Interface dataset entries:
· · ·

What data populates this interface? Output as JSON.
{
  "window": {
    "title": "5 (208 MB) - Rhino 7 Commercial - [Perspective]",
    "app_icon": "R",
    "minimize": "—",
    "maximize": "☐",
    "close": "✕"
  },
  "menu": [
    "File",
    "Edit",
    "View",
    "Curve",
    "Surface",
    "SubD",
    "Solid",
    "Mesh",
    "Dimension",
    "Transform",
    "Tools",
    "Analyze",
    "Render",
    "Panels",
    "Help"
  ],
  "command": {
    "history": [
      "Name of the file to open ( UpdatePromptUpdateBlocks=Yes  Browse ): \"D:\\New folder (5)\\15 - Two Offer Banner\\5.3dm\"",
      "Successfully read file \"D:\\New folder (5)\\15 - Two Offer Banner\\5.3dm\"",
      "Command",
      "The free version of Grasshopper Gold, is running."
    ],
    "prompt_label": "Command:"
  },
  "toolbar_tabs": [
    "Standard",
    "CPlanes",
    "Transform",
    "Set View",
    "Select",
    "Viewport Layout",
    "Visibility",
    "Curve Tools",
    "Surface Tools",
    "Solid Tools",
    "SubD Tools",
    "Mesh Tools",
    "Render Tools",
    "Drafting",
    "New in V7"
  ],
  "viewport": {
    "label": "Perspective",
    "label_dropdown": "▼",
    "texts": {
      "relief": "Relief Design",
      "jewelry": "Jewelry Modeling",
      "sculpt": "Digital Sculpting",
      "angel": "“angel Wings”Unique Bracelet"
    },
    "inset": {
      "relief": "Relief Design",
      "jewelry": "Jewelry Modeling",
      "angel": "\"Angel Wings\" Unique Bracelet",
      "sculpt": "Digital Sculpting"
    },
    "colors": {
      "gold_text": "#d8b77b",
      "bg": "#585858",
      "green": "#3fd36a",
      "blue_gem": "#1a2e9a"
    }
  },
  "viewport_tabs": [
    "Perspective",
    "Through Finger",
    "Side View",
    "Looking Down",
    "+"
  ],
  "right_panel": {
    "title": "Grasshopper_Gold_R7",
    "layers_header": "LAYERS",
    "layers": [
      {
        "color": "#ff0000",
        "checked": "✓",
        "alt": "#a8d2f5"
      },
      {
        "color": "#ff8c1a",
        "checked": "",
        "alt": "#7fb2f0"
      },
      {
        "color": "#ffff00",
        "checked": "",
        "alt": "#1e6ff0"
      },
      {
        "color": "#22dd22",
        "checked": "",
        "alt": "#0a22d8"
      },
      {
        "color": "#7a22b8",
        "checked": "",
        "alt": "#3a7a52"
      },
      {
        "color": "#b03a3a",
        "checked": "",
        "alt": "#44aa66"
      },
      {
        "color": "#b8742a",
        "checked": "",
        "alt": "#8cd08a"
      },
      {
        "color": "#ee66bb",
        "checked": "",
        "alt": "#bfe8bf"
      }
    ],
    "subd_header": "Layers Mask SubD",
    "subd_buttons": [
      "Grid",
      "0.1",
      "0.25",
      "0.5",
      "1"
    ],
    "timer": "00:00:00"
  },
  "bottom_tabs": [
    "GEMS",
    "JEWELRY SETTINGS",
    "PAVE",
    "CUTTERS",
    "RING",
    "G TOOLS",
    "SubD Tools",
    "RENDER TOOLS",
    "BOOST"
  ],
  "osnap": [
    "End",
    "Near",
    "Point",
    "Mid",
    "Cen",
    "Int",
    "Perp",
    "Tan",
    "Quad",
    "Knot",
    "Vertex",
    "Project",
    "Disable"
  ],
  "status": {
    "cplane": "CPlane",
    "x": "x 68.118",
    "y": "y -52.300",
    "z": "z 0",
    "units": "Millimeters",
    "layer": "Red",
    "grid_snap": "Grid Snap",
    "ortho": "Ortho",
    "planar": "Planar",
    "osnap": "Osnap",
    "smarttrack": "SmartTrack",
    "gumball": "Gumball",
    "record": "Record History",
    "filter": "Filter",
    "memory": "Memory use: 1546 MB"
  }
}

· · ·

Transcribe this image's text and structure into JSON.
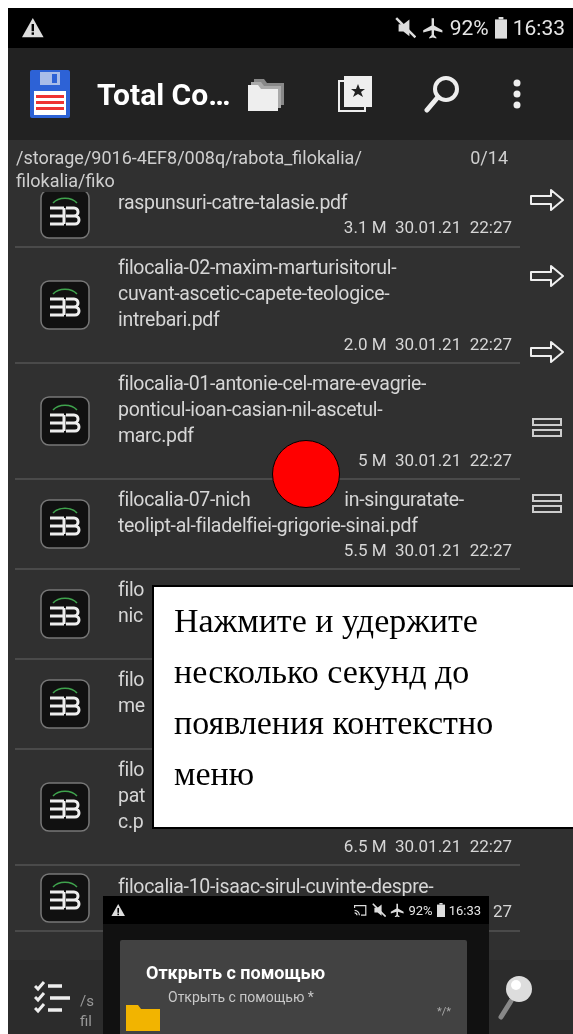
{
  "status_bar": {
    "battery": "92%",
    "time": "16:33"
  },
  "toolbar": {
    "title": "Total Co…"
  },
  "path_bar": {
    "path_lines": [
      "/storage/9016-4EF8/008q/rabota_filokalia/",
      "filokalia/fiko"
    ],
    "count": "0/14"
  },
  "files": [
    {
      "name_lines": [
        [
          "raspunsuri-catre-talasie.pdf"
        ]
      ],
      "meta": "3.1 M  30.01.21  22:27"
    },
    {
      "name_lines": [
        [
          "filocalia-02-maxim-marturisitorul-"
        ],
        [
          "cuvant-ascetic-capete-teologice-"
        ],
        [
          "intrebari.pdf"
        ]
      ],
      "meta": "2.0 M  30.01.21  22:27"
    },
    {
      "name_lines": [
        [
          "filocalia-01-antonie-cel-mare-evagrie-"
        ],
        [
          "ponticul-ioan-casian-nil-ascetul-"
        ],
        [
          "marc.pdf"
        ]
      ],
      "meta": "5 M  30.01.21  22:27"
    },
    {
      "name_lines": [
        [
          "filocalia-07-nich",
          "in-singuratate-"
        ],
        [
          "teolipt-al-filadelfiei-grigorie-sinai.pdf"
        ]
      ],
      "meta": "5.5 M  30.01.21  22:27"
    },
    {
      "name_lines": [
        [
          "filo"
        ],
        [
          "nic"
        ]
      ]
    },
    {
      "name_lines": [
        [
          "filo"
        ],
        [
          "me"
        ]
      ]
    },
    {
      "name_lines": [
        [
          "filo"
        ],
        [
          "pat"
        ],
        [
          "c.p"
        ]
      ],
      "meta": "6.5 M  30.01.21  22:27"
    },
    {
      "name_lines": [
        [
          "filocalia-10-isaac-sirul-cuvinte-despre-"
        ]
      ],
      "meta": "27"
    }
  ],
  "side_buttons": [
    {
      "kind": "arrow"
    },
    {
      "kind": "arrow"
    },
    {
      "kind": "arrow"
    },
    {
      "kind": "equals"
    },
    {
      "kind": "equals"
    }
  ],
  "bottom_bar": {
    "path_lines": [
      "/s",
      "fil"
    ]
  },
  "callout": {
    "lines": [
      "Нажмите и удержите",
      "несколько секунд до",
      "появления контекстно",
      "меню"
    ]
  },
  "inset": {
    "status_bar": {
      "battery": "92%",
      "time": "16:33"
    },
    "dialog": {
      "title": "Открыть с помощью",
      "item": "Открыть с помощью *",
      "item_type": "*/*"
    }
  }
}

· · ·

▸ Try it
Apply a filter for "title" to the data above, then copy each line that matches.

▸ Answer to this problem
    "title": "5 (208 MB) - Rhino 7 Commercial - [Perspective]",
    "title": "Grasshopper_Gold_R7",
    "title": "Total Co…"
      "title": "Открыть с помощью",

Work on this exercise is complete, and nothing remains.